Your goal:
Only the lines holding "accent" are wanted. Copy every one from the records below.

(Interface dataset entries)
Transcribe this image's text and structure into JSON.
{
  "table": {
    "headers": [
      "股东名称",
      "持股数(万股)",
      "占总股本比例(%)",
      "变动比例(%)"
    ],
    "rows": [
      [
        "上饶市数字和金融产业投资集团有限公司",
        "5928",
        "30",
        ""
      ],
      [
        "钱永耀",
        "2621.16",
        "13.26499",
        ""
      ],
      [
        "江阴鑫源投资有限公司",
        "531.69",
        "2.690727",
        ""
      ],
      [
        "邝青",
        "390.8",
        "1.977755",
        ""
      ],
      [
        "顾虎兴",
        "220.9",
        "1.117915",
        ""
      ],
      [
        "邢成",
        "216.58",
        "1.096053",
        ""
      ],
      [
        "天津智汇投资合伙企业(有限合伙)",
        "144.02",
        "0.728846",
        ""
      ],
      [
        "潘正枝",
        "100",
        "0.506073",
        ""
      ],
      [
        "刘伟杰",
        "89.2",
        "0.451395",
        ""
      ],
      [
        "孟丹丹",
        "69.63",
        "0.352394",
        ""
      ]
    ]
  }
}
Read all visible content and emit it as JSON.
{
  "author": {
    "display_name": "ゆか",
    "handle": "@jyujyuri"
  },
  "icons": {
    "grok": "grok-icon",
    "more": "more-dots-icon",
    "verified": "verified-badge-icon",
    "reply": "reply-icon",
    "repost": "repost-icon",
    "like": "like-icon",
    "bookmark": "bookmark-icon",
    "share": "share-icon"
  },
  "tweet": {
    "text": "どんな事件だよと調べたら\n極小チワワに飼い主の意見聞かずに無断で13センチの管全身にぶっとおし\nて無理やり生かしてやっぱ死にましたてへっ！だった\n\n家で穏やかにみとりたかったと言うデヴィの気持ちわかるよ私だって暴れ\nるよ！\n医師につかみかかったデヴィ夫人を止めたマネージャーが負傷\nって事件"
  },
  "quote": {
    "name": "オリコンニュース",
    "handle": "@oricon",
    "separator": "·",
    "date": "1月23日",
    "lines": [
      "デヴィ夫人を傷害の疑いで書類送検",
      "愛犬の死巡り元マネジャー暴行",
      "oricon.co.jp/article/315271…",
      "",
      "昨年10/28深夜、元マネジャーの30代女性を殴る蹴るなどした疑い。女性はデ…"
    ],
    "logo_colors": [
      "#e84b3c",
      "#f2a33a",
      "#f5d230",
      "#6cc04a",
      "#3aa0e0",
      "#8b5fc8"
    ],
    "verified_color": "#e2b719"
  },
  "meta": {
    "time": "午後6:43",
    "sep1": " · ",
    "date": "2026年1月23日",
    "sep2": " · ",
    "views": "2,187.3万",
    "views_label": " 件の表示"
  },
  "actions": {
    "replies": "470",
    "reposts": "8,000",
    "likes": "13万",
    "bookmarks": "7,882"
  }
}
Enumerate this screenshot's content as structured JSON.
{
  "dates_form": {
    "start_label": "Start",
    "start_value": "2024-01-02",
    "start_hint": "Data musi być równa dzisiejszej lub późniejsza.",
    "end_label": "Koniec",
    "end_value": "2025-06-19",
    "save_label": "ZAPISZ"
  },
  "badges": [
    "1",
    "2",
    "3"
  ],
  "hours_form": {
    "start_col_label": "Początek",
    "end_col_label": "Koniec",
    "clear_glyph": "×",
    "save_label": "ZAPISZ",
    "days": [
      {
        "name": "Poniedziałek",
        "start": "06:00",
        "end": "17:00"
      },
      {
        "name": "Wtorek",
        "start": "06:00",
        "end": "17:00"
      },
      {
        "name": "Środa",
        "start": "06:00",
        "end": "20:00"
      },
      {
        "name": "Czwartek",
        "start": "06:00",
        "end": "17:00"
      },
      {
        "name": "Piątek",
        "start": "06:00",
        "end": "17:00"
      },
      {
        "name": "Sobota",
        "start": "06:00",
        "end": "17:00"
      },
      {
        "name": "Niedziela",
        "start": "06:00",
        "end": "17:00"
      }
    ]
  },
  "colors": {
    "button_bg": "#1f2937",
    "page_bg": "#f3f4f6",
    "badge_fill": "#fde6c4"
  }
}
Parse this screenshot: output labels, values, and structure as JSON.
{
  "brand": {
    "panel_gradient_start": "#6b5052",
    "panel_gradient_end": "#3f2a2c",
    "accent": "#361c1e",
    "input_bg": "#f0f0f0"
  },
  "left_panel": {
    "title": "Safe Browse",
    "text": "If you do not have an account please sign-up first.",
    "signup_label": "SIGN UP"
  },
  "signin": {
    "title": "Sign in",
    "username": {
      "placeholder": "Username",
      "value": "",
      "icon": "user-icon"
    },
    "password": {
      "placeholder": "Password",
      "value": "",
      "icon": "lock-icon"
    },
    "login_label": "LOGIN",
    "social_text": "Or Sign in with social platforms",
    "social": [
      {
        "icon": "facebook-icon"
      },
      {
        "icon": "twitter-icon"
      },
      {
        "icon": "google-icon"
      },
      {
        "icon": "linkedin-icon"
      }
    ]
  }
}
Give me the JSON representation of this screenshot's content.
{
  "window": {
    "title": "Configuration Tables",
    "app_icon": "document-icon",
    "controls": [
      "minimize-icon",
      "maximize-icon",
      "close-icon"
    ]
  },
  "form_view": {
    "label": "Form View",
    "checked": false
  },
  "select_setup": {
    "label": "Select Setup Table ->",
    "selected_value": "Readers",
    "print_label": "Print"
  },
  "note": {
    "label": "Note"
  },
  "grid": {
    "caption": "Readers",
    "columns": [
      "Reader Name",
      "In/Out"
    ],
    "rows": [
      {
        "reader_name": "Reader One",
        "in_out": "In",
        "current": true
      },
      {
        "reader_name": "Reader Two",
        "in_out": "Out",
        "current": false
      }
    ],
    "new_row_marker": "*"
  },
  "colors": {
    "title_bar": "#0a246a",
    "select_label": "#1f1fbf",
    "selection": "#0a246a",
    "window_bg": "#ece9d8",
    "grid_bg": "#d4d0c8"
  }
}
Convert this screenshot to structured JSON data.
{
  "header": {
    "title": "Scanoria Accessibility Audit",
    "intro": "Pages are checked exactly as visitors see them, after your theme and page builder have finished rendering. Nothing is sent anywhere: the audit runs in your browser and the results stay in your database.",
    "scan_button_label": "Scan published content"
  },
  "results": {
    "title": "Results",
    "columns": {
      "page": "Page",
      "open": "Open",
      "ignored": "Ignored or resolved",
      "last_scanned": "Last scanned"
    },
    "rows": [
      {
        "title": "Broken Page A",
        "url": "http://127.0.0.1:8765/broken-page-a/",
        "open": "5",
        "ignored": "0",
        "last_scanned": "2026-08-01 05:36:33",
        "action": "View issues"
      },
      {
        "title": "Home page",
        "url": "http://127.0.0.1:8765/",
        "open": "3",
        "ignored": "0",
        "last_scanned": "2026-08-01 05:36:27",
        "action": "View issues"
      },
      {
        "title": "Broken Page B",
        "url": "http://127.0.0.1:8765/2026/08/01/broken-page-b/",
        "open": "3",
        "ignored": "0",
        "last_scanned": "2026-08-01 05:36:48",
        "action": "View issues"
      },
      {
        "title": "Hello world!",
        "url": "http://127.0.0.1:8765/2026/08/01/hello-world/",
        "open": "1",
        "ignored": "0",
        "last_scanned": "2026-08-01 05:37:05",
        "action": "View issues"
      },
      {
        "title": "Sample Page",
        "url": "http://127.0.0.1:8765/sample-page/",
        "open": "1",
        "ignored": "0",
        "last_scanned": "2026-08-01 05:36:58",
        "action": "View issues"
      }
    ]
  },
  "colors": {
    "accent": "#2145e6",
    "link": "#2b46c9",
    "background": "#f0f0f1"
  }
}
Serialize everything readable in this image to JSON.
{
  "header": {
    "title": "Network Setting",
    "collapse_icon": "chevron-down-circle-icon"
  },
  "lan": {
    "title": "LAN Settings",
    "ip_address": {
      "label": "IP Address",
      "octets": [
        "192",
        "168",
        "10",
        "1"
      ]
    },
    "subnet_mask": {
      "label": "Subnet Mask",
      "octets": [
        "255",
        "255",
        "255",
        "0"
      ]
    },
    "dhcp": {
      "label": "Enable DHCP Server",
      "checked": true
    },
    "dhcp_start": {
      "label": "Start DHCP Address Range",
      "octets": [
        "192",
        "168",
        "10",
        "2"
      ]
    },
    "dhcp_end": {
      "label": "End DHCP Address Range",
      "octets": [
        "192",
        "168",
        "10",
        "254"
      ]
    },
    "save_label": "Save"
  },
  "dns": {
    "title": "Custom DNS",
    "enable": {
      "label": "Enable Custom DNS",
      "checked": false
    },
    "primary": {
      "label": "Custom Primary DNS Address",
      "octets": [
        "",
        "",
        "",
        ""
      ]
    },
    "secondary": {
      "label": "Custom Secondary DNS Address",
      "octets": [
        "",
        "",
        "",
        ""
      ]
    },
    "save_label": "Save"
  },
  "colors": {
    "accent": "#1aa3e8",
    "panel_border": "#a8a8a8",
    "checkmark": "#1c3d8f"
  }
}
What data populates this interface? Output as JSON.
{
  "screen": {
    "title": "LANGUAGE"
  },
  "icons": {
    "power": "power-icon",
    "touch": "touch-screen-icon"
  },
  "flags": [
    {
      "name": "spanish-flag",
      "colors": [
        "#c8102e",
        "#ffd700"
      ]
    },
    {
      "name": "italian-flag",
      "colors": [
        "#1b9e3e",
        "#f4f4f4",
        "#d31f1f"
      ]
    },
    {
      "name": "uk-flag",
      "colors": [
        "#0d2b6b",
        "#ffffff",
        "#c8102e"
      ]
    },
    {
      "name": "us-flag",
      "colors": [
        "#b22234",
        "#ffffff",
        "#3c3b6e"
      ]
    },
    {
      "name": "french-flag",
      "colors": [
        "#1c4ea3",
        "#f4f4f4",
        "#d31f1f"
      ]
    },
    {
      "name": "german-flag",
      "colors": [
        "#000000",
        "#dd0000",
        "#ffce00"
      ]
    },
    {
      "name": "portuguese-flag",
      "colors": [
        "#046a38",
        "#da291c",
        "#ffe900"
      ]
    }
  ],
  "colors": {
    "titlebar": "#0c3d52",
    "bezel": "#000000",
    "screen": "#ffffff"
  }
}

Task result:
    "accent": "#361c1e",
    "accent": "#2145e6",
    "accent": "#1aa3e8",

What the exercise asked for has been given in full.